**Exercise directions:** Copy each line that includes the string "type" from the material into your answer.

**Input records:**
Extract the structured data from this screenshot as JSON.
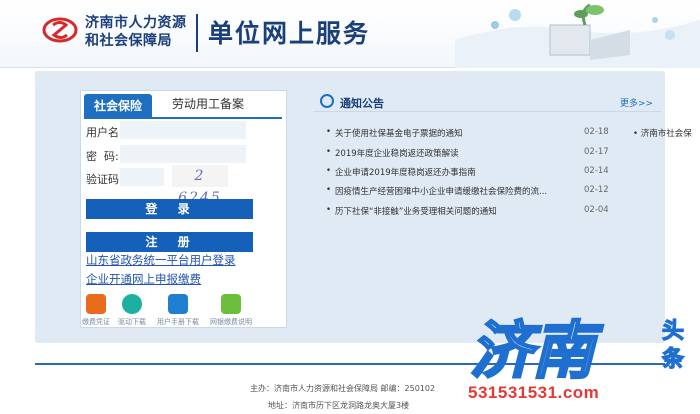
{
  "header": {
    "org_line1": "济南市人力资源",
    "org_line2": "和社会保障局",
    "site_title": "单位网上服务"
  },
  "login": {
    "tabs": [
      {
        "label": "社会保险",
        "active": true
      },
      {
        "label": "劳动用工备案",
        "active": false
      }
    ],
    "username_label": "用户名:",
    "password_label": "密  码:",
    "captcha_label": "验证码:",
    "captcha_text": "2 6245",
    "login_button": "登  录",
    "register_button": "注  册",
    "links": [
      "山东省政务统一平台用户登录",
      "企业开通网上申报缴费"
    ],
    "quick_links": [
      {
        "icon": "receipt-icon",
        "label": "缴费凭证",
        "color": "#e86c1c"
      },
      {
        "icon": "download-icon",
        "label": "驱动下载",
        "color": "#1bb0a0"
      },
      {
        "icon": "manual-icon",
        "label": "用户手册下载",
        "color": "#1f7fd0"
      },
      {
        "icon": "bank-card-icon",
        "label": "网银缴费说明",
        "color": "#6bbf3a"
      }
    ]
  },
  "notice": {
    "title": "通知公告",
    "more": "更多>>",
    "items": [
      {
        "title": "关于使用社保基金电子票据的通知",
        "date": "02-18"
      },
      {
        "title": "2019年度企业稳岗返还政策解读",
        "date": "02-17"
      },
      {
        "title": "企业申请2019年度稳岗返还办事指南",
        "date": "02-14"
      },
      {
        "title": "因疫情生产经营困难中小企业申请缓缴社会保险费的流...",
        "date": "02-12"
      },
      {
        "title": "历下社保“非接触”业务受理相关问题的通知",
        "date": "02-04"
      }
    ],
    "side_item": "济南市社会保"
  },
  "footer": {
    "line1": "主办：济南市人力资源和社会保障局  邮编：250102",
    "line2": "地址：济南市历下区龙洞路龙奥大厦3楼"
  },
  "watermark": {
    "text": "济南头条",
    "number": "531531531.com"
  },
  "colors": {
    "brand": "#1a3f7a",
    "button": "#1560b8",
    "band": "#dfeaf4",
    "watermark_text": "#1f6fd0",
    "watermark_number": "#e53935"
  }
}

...

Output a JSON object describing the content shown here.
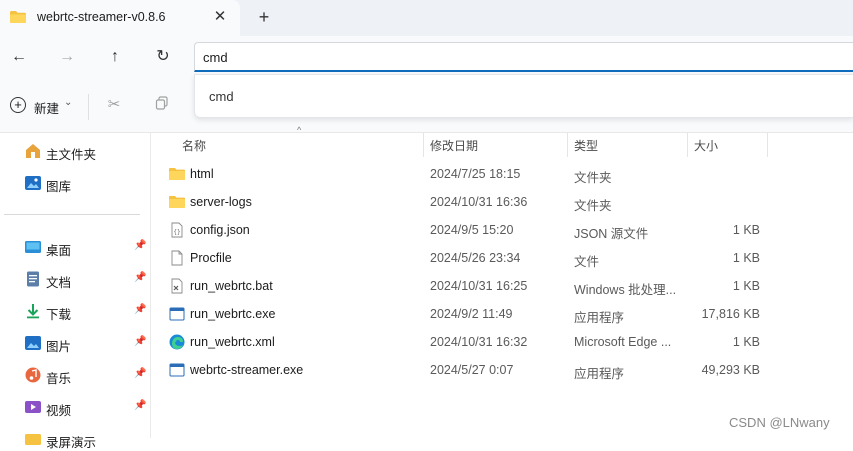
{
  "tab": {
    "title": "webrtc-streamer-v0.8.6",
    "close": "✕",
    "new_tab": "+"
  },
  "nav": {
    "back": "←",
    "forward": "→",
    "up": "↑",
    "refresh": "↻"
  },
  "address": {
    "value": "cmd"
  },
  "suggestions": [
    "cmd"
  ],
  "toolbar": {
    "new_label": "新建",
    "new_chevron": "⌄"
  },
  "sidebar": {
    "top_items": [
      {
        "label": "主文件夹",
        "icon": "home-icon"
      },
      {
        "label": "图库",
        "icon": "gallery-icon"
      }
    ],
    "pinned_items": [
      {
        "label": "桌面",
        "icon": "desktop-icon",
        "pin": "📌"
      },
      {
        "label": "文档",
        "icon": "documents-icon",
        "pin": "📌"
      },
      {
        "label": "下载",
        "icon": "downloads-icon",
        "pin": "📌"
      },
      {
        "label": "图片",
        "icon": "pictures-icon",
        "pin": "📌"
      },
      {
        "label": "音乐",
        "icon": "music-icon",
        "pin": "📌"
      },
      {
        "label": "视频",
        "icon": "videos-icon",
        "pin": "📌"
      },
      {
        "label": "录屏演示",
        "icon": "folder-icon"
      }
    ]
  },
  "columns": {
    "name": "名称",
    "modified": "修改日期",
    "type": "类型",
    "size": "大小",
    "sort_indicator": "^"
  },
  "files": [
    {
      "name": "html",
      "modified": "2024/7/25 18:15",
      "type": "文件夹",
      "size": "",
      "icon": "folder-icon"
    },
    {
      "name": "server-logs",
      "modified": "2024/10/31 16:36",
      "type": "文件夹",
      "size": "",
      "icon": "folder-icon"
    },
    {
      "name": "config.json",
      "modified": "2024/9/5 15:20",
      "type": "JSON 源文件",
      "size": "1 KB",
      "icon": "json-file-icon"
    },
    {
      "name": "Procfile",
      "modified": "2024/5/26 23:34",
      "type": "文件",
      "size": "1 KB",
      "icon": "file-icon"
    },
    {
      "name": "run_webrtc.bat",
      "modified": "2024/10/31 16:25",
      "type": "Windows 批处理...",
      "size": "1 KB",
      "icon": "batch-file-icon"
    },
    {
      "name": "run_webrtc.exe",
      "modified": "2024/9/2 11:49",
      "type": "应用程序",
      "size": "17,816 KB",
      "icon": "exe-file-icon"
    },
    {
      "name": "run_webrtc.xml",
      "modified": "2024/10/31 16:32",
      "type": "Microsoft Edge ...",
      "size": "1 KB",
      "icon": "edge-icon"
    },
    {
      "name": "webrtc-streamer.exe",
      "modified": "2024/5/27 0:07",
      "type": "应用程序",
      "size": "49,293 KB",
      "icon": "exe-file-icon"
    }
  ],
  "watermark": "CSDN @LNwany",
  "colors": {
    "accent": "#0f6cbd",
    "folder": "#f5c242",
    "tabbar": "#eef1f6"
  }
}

**Written answer:**
    "type": "类型",
      "type": "文件夹",
      "type": "文件夹",
      "type": "JSON 源文件",
      "type": "文件",
      "type": "Windows 批处理...",
      "type": "应用程序",
      "type": "Microsoft Edge ...",
      "type": "应用程序",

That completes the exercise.